=== EXERCISE ===
Nothing but a number should be given: how many lines in the listing contain the word "Unique".

*** INPUT FOR THIS TASK

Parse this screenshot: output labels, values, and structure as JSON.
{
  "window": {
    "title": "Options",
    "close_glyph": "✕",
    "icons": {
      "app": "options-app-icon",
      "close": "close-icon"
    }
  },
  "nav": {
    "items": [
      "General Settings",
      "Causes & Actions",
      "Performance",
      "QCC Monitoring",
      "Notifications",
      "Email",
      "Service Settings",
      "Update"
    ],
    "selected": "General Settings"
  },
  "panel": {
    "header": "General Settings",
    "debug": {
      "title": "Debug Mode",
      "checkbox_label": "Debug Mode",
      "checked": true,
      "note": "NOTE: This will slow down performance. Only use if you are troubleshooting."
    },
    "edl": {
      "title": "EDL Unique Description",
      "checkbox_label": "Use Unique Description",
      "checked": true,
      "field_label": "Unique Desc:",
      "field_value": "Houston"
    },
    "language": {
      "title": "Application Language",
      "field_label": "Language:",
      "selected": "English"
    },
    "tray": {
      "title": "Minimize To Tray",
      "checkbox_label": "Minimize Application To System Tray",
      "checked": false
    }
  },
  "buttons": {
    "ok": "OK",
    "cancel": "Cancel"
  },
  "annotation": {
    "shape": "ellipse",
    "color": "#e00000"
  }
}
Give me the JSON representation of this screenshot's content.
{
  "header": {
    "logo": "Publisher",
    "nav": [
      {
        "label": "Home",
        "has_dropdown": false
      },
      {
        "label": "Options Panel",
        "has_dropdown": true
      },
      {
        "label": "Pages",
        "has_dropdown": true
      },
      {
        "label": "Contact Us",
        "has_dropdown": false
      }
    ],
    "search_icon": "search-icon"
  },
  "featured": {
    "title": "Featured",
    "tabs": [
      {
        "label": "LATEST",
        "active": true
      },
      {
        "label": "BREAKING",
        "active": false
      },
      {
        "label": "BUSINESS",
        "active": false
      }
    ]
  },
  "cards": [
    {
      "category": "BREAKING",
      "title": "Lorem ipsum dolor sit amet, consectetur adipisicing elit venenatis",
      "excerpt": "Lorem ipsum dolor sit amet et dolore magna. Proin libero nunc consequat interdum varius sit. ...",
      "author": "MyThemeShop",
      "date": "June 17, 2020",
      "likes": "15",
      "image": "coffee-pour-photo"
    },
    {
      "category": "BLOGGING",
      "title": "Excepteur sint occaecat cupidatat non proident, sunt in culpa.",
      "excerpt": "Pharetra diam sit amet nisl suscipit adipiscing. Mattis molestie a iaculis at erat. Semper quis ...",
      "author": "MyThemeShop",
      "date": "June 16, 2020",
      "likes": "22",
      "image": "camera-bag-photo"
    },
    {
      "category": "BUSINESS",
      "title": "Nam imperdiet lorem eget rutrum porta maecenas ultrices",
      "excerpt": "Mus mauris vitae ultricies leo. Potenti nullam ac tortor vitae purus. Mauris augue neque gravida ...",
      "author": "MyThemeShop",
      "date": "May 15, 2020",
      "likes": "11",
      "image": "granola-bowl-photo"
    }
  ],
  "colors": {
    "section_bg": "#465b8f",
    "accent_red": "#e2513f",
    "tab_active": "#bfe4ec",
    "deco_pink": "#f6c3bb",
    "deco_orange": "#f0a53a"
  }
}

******

=== SOLUTION TO THE EXERCISE ===
3